▶ **RAW DATA**:
▬▬▬▬▬▬▬▬▬▬
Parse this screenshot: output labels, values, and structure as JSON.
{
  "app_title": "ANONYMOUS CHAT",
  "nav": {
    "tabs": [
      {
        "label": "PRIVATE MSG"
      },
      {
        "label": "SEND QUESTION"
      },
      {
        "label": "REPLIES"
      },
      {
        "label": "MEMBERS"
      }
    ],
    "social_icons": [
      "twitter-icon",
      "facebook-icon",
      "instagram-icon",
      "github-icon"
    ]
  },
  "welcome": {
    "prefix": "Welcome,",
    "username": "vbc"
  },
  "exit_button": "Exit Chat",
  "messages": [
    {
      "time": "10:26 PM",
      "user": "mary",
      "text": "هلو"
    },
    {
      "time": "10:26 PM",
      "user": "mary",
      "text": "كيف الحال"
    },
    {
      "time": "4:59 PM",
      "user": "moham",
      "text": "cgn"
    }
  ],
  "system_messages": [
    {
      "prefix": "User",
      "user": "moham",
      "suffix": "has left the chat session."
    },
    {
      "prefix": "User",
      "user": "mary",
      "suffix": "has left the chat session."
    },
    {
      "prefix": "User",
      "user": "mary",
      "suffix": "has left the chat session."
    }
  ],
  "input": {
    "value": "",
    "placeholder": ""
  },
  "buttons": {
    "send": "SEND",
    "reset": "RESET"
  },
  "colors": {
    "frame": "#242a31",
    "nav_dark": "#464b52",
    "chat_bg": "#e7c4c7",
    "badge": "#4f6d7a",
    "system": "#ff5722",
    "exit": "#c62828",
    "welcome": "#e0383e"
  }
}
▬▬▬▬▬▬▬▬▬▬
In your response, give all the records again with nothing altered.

▶ **RESPONSE TO THIS EXERCISE**:
Parse this screenshot: output labels, values, and structure as JSON.
{
  "app_title": "ANONYMOUS CHAT",
  "nav": {
    "tabs": [
      {
        "label": "PRIVATE MSG"
      },
      {
        "label": "SEND QUESTION"
      },
      {
        "label": "REPLIES"
      },
      {
        "label": "MEMBERS"
      }
    ],
    "social_icons": [
      "twitter-icon",
      "facebook-icon",
      "instagram-icon",
      "github-icon"
    ]
  },
  "welcome": {
    "prefix": "Welcome,",
    "username": "vbc"
  },
  "exit_button": "Exit Chat",
  "messages": [
    {
      "time": "10:26 PM",
      "user": "mary",
      "text": "هلو"
    },
    {
      "time": "10:26 PM",
      "user": "mary",
      "text": "كيف الحال"
    },
    {
      "time": "4:59 PM",
      "user": "moham",
      "text": "cgn"
    }
  ],
  "system_messages": [
    {
      "prefix": "User",
      "user": "moham",
      "suffix": "has left the chat session."
    },
    {
      "prefix": "User",
      "user": "mary",
      "suffix": "has left the chat session."
    },
    {
      "prefix": "User",
      "user": "mary",
      "suffix": "has left the chat session."
    }
  ],
  "input": {
    "value": "",
    "placeholder": ""
  },
  "buttons": {
    "send": "SEND",
    "reset": "RESET"
  },
  "colors": {
    "frame": "#242a31",
    "nav_dark": "#464b52",
    "chat_bg": "#e7c4c7",
    "badge": "#4f6d7a",
    "system": "#ff5722",
    "exit": "#c62828",
    "welcome": "#e0383e"
  }
}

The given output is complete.